--- START ---
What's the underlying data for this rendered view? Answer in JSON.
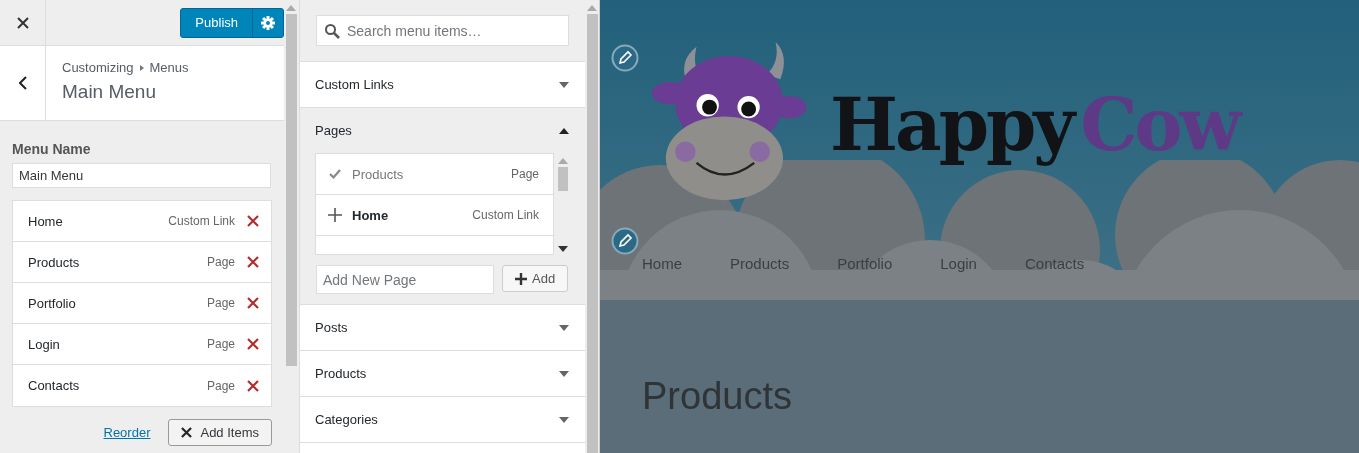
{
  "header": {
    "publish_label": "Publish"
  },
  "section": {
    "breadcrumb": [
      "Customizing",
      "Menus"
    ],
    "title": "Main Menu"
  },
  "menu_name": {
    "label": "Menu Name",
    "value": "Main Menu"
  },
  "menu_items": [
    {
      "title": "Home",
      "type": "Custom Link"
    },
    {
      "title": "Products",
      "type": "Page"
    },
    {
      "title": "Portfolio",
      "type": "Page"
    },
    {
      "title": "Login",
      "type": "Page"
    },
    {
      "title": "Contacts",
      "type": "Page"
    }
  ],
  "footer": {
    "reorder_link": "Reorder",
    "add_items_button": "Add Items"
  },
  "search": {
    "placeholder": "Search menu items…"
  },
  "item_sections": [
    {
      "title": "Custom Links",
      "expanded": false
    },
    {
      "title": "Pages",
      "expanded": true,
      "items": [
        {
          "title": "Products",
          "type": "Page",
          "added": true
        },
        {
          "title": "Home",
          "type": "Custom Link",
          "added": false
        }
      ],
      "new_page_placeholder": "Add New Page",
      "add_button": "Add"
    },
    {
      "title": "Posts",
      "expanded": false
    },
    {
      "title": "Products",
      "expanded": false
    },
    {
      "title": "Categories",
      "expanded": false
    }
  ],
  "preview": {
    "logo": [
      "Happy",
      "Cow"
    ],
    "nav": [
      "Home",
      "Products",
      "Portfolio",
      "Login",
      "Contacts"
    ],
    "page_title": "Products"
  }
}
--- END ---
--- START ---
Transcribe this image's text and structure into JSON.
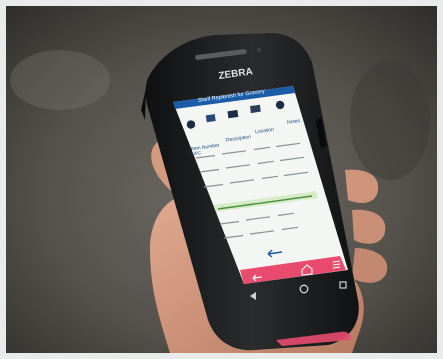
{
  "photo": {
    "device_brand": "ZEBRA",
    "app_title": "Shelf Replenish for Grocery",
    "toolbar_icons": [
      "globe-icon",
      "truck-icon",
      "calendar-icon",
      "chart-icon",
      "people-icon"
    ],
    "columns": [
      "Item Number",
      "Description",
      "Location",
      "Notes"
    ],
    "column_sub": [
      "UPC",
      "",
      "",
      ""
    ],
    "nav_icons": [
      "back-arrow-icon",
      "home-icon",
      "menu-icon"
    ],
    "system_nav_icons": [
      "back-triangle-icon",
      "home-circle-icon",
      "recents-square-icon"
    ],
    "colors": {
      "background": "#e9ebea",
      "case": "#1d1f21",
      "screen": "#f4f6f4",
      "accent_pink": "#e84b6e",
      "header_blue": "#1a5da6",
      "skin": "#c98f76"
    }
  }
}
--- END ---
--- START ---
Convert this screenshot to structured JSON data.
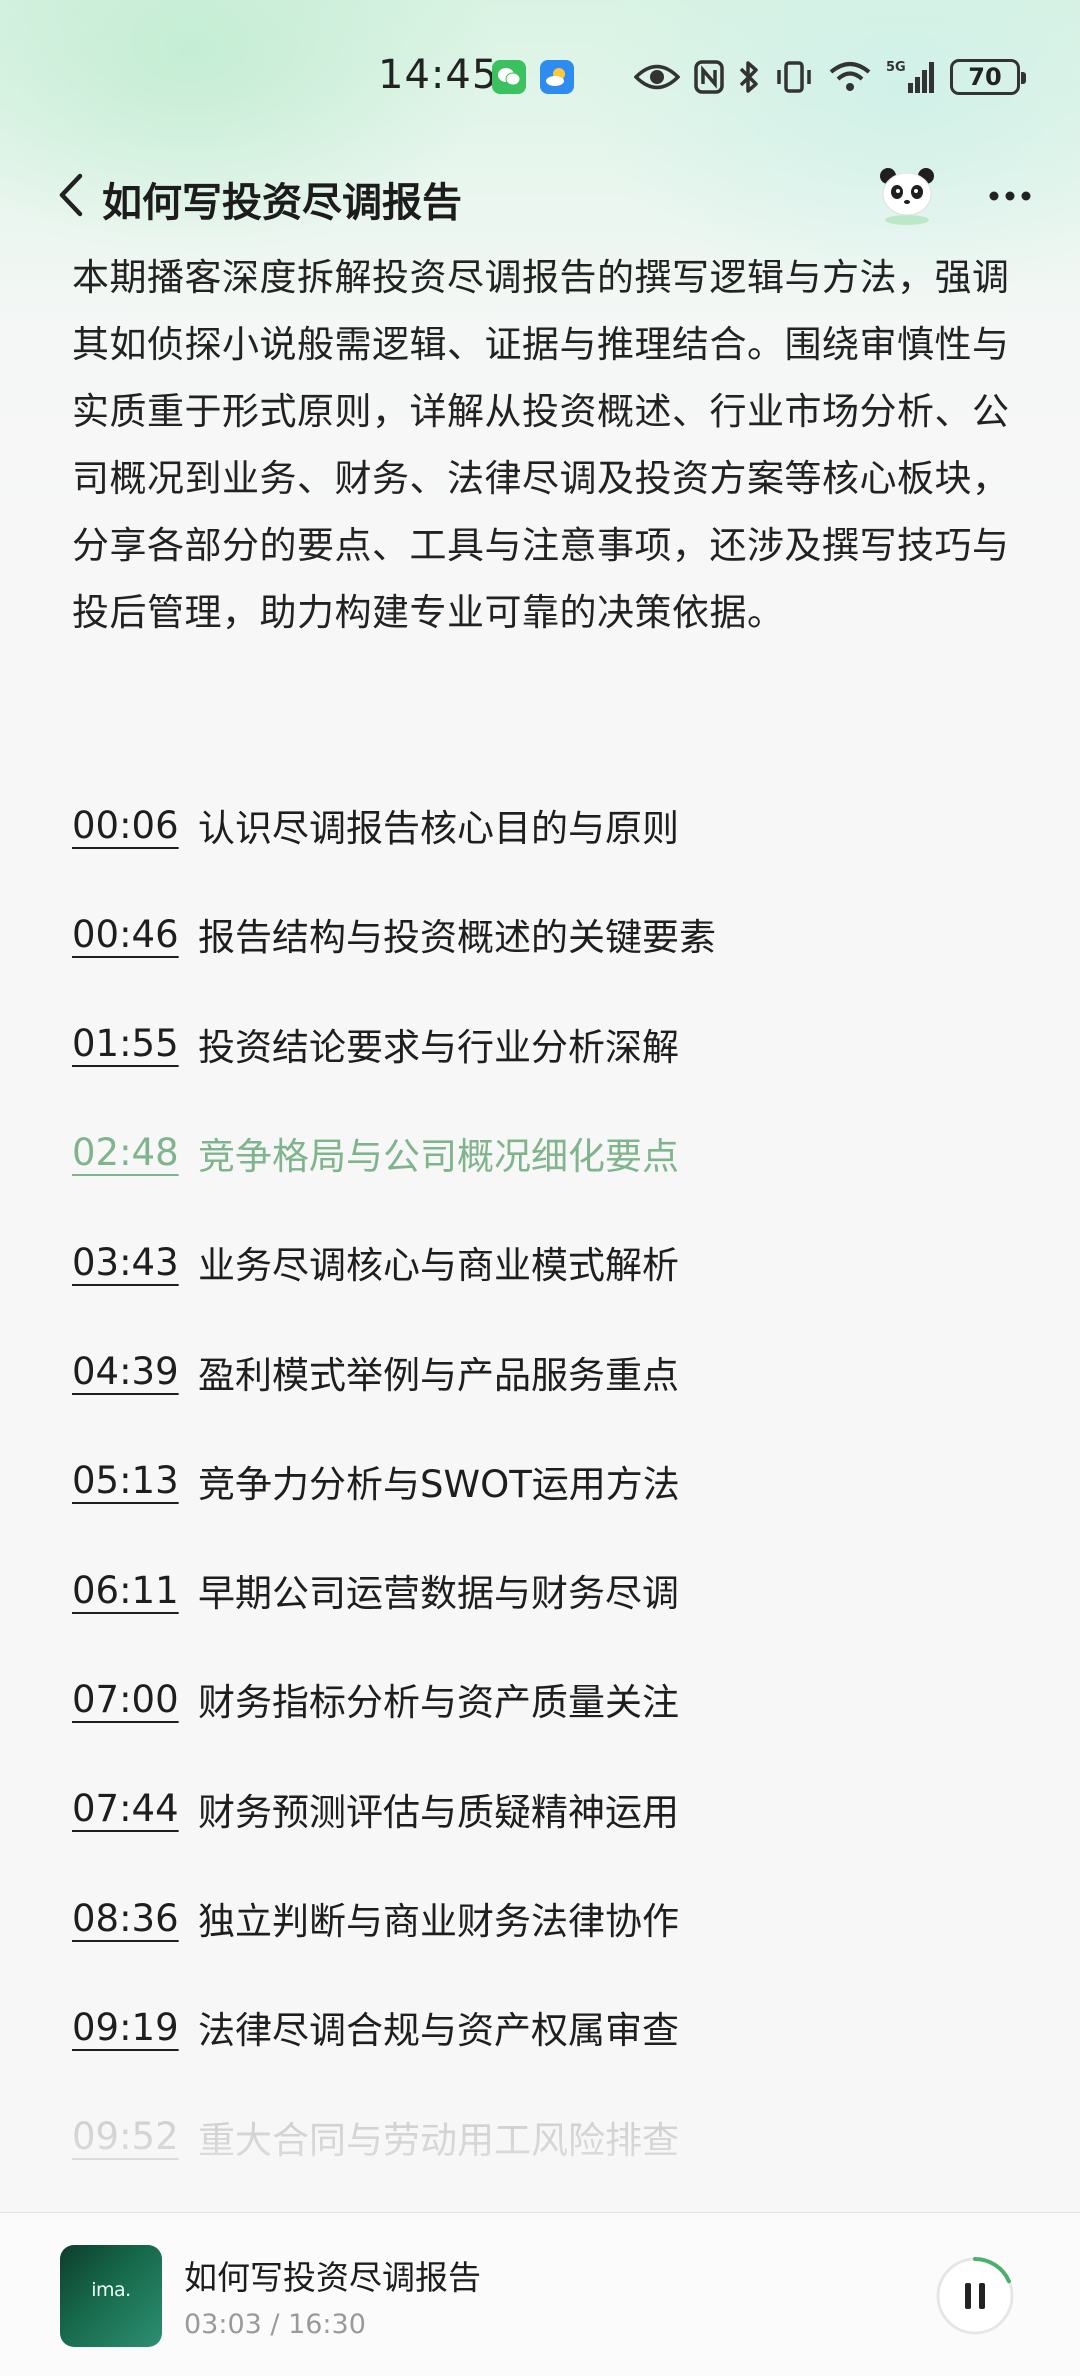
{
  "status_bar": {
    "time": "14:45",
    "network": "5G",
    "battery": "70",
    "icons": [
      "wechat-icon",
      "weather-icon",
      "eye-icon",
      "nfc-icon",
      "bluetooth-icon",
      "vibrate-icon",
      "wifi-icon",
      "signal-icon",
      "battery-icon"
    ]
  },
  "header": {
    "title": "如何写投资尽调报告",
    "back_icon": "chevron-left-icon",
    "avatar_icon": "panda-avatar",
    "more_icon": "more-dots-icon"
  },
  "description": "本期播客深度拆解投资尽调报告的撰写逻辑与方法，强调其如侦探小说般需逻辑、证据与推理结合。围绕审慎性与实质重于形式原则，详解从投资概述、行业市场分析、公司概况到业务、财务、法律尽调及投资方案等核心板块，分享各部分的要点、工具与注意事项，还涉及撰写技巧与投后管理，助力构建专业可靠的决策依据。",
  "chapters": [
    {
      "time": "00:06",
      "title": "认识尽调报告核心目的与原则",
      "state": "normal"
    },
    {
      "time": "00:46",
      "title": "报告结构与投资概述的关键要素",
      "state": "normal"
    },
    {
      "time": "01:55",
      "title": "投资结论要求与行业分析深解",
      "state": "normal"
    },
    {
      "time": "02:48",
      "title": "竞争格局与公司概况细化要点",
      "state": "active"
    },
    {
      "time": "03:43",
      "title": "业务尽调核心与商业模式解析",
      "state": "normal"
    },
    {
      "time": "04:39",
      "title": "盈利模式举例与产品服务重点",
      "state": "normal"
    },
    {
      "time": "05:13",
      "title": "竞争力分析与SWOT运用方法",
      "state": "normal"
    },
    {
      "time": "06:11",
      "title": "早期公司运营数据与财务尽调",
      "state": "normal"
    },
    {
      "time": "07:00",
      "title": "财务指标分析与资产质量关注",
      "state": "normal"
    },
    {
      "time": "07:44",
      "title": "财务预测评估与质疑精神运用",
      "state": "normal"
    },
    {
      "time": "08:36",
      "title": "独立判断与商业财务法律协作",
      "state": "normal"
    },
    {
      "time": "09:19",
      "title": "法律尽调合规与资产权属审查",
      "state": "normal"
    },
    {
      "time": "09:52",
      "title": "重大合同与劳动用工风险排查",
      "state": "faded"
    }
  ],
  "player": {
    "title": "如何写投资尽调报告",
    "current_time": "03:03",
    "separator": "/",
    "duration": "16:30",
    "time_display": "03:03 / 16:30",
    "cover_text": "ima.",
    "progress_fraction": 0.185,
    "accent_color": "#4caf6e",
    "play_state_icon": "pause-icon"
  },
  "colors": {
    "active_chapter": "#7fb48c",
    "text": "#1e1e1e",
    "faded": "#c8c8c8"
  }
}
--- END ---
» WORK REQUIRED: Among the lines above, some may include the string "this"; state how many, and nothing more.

» RESPONSE TO THE TASK: 3